WHITE Night Melbourne was the biggest carrot Ted Baillieu dangled in front of the arts community during his 2010 election campaign but virtually disappeared once he came into office. Even two months ago nobody had any idea what shape it would take, which put a number of institutions and organisations in a tight spot – were they expected to keep their February calendar free so late in the year, or risk missing out on the party? Was there funding on offer? Then there were logistical questions: keeping your doors open late into the evening can bring in issues of insurance, security, licensing. All of this had better be worth it.
Now that the inaugural program has been released, it's notable for two things. First, it's not very grand. There's not a lot of epic, flashy, international names or guaranteed seat-fillers. Instead, it's full of small works, intimate moments and fleeting experiences. But that's the second point: this gives it a different kind of promise. It might be more representative of Melbourne itself to assemble a vast number of cultural encounters that take place in a back alley, an underground carpark or an old tram.
This is what the bulk of the program consists of, and it's encouraging that it's not just a night-long showcase of flagship companies such as MTC and MSO and Opera Australia, who get by on their own well enough already. I'd rather do a ghost tour of the Arts Centre or play an immersive game centred on the paranormal in Melbourne alleys, watch a story in which my own shadow is the central character, or a “movie” on a mobile vendors cart.
But if the Baillieu government is hoping to win over the small-to-medium sectors of the arts community, he still has a battle ahead. The other legacy he's already offered are the funding cuts that were one of his first major actions as Arts Minister. They amounted to five per cent in real terms, and were applied to all organisations funded by the government.
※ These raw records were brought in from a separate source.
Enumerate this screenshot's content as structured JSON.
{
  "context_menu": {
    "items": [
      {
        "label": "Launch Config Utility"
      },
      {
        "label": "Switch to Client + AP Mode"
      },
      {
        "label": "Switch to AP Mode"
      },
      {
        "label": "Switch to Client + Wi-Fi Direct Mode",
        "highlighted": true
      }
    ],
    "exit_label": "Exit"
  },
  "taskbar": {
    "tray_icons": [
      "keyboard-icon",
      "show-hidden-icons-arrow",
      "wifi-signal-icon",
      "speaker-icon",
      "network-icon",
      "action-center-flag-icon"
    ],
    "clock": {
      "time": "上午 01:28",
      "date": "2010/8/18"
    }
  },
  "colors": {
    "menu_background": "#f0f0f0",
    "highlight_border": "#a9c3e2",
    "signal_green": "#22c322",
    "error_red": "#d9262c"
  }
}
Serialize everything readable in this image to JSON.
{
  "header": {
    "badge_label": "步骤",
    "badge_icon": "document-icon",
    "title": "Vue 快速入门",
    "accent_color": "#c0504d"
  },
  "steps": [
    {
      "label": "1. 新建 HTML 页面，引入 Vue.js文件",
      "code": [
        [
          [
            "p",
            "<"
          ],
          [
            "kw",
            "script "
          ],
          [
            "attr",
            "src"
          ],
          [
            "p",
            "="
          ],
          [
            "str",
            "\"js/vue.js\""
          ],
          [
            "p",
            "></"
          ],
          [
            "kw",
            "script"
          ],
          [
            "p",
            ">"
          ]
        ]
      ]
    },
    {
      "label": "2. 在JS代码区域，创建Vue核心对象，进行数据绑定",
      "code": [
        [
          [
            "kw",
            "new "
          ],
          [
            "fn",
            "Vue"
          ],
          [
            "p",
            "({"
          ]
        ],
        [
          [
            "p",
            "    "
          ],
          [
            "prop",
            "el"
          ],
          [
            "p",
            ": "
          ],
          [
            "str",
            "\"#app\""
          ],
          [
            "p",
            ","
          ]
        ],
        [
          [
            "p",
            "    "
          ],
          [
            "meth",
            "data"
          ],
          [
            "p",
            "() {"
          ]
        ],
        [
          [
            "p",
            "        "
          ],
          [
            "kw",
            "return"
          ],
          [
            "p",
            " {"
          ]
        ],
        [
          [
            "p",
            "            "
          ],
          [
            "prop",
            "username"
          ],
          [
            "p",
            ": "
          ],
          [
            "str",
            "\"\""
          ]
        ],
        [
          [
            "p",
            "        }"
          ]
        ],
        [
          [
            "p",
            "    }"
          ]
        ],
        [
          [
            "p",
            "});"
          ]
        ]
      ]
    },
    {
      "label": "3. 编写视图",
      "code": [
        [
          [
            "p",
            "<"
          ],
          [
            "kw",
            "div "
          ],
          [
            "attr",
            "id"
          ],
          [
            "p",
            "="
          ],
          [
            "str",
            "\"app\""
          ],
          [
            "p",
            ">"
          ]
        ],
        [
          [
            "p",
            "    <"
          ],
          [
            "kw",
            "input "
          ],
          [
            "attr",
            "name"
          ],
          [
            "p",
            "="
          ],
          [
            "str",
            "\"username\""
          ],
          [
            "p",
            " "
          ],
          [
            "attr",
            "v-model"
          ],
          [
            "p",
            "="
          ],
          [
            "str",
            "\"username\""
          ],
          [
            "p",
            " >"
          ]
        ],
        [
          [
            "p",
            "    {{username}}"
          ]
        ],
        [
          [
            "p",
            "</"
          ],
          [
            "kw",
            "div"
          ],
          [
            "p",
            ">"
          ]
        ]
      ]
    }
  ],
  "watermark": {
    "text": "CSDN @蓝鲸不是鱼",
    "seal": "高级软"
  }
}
Whether the chance to be part of a one-off event will do anything to make up for that kind of real loss – indeed, whether the money behind White Night comes from those very cuts – might be the real story here.
John Bailey is an arts writer and critic for The Age and The Sunday Age
The story Melbourne's White Night has a different kind of promise first appeared on The Age.